--- EXERCISE GOAL ---
Write every record out again exactly as shown below.

--- Website and app data records ---
# # # #

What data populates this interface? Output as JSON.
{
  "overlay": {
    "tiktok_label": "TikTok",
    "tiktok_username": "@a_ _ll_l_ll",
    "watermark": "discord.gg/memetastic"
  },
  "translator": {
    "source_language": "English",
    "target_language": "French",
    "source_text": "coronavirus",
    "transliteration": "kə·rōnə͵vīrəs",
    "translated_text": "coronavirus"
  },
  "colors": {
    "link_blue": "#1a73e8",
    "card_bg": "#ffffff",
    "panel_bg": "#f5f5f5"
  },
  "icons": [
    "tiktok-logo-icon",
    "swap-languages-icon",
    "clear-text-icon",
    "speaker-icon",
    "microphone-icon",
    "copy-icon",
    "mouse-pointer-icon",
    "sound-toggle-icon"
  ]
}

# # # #

--- ANSWER SPACE ---
What data populates this interface? Output as JSON.
{
  "overlay": {
    "tiktok_label": "TikTok",
    "tiktok_username": "@a_ _ll_l_ll",
    "watermark": "discord.gg/memetastic"
  },
  "translator": {
    "source_language": "English",
    "target_language": "French",
    "source_text": "coronavirus",
    "transliteration": "kə·rōnə͵vīrəs",
    "translated_text": "coronavirus"
  },
  "colors": {
    "link_blue": "#1a73e8",
    "card_bg": "#ffffff",
    "panel_bg": "#f5f5f5"
  },
  "icons": [
    "tiktok-logo-icon",
    "swap-languages-icon",
    "clear-text-icon",
    "speaker-icon",
    "microphone-icon",
    "copy-icon",
    "mouse-pointer-icon",
    "sound-toggle-icon"
  ]
}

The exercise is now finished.